Rose considers students’ lived encounters with schooling: “I’m interested… in the experience of education when it’s done well with the student’s well-being in mind. The unfortunate thing is that there is nothing in the standard talk about schooling—and this has been true for decades—that leads us to consider how school is perceived by those who attend it. Yet it is our experience of an institution that determines our attitude toward it, affects what we do with it, the degree to which we integrate it into our lives, into our sense of who we are.” (Why School?, p. 34) “I’m especially interested in what opportunity feels like. Discussions of opportunity are often abstract—as in ideological debate—or conducted at a broad structural level—as in policy deliberation. But what is the experience of opportunity? Certainly one feels a sense of possibility, of hope. But it is hope made concrete, specific, hope embodied in tools, or practices, or sequences of things to do—pathways to a goal. And all this takes place with people who interact with you in ways that affirm your hope.” (Why School?, p. 14)
What about the school reformers’ quantitative attempts to measure and evaluate the quality of teachers? (Reminder: A central requirement for states to qualify for a Race to the Top grant was that states evaluate teachers based on their students’ aggregate standardized test scores.) In an important 2014 article, Rose challenged this technocratic frame based on his qualitative observations of teachers when he visited their classrooms: The “classrooms (of excellent teachers) were safe.
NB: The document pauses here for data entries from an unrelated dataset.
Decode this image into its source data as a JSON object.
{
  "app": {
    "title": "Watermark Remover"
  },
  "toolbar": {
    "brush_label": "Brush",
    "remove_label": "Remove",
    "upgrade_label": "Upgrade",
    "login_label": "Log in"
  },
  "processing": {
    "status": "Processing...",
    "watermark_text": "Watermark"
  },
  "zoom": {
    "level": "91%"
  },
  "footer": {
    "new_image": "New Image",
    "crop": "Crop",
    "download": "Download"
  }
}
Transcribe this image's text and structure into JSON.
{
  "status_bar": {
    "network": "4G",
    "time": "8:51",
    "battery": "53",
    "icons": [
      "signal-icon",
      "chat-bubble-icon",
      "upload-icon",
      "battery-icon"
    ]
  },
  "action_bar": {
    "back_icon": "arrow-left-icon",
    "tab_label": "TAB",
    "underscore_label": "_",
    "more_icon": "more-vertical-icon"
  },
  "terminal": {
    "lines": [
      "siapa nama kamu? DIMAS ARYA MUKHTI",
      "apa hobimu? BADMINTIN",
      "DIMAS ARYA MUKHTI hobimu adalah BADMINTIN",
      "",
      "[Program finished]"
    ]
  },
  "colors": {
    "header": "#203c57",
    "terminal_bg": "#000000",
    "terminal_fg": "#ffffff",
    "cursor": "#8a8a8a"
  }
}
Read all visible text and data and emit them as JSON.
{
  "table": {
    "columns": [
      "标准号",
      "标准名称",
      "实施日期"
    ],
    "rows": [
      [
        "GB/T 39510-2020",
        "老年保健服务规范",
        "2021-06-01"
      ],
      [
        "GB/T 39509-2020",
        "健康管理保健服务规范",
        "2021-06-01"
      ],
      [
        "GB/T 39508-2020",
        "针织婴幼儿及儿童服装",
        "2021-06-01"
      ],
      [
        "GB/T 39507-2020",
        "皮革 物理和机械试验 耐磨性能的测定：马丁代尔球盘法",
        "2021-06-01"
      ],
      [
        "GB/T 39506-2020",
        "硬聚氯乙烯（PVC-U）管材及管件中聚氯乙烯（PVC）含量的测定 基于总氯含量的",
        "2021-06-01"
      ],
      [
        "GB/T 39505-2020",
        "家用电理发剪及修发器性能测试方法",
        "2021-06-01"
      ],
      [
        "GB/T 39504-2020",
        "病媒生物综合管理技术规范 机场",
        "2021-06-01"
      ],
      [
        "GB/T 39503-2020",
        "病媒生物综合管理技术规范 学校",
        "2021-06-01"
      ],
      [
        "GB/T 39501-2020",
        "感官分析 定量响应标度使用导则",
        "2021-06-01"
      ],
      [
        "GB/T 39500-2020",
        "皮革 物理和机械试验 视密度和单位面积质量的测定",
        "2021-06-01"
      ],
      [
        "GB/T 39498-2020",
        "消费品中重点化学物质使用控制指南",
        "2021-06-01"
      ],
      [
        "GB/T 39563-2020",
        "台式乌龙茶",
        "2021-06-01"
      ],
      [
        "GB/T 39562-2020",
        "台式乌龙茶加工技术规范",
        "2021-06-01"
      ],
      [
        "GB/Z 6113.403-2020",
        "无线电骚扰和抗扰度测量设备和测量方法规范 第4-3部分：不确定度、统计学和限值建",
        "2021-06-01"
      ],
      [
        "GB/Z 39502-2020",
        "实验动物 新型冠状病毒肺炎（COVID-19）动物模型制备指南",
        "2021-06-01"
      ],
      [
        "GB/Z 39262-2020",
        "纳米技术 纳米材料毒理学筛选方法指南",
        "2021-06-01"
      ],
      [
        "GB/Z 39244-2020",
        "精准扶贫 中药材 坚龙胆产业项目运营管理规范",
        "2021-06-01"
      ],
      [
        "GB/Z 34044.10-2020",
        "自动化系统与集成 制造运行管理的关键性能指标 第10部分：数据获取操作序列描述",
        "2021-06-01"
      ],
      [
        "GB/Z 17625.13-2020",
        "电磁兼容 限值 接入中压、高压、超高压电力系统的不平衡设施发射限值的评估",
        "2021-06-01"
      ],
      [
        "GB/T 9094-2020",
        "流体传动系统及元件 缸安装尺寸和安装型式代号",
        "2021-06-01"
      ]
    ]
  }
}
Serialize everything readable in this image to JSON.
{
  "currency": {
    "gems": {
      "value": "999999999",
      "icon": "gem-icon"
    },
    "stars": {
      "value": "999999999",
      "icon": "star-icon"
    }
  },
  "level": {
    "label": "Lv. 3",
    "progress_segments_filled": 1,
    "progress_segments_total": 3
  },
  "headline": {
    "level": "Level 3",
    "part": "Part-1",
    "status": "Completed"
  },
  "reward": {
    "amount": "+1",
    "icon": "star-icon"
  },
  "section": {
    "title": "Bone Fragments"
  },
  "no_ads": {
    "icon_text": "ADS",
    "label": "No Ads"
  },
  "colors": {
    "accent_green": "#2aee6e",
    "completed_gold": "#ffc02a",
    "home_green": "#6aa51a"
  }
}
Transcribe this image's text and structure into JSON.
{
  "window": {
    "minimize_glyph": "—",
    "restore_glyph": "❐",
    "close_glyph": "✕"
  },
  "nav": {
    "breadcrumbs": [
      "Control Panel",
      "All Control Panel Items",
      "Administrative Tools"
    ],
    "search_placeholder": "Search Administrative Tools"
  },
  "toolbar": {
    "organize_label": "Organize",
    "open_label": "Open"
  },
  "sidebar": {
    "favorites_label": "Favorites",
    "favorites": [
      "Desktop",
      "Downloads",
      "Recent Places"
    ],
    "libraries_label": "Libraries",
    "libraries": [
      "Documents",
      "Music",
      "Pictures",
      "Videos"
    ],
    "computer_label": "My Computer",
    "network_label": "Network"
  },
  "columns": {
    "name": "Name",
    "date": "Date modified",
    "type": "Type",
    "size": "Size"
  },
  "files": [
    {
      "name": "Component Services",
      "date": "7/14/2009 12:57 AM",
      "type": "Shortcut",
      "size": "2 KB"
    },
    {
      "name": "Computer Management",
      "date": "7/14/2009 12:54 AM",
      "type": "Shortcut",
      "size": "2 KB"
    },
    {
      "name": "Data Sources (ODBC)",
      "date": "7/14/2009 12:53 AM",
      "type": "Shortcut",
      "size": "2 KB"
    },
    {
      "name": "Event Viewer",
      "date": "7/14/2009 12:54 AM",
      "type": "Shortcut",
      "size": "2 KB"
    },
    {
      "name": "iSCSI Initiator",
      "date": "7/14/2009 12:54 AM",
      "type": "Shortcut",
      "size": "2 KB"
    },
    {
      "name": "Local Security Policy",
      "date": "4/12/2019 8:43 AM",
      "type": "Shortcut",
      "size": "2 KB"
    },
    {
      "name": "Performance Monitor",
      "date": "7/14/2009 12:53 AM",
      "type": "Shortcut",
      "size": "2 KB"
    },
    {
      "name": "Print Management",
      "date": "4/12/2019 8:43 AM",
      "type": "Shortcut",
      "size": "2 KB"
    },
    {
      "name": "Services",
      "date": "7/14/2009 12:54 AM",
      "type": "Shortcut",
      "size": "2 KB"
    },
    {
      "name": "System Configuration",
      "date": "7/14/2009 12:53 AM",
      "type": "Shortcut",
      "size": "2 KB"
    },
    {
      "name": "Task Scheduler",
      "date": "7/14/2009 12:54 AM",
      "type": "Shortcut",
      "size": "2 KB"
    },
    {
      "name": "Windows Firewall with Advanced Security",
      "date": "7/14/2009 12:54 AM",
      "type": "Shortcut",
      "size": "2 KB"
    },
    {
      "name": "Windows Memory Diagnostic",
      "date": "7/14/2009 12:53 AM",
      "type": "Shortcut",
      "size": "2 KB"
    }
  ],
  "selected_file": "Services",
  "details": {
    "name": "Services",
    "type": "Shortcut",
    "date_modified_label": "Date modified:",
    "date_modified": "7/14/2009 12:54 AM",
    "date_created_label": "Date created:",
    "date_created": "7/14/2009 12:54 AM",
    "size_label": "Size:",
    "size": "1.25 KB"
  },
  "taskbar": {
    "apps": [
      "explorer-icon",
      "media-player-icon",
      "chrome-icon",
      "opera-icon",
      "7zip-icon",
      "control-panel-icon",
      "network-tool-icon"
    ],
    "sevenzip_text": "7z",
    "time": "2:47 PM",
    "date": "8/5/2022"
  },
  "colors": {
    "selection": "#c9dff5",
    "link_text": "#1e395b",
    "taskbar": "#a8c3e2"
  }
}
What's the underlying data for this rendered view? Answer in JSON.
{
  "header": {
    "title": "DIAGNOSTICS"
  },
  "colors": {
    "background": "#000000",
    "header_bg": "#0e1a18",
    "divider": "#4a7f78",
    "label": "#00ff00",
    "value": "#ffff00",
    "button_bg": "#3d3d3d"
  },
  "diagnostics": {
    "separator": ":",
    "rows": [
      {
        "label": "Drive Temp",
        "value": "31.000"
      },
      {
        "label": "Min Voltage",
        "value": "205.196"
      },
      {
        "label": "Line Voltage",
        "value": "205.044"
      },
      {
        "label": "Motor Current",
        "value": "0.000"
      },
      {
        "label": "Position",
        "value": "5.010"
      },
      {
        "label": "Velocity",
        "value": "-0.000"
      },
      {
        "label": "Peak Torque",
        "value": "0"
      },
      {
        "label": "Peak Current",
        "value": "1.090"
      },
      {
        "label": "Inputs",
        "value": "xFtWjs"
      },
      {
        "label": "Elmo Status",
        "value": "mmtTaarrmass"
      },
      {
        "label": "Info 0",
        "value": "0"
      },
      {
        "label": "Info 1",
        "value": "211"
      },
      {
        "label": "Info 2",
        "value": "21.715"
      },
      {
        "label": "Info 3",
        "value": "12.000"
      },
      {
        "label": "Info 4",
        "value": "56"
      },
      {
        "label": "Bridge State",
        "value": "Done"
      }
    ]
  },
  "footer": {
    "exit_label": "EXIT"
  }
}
They provided physical safety…. but there was also safety from insult and diminishment…. Intimately related to safety is respect…. Talking about safety and respect leads to a consideration of authority…. A teacher’s authority came not just with age or with the role, but from multiple sources—knowing the subject, appreciating students’ backgrounds, and providing a safe and respectful space. And even in traditionally run classrooms, authority was distributed…. These classrooms, then, were places of expectation and responsibility…. Overall the students I talked to, from primary-grade children to graduating seniors, had the sense that their teachers had their best interests at heart and their classrooms were good places to be.”
Although many of us, if asked, will qualitatively describe our own schooling or our children’s schooling from our values and personal experience, aren’t we still likely to cling to the frame of test-based accountability when we think broadly about American public education? As we read Mike Rose’s descriptions of what really matters in students’ experience and in the practices of their teachers, aren’t many of us tempted to wonder if his thinking isn’t old fashioned? Could most of us even conceptualize a society without quantitative evaluation and the ranking of schools and school districts even though we know that No Child Left Behind’s policies failed to equalize educational opportunity and leave no child behind? I wish I did not fear that, as a society, we are a long, long way from being able to reject the worn out school accountability frame brought to us by the likes of Checker Finn, Rick Hess, and Mike Petrilli.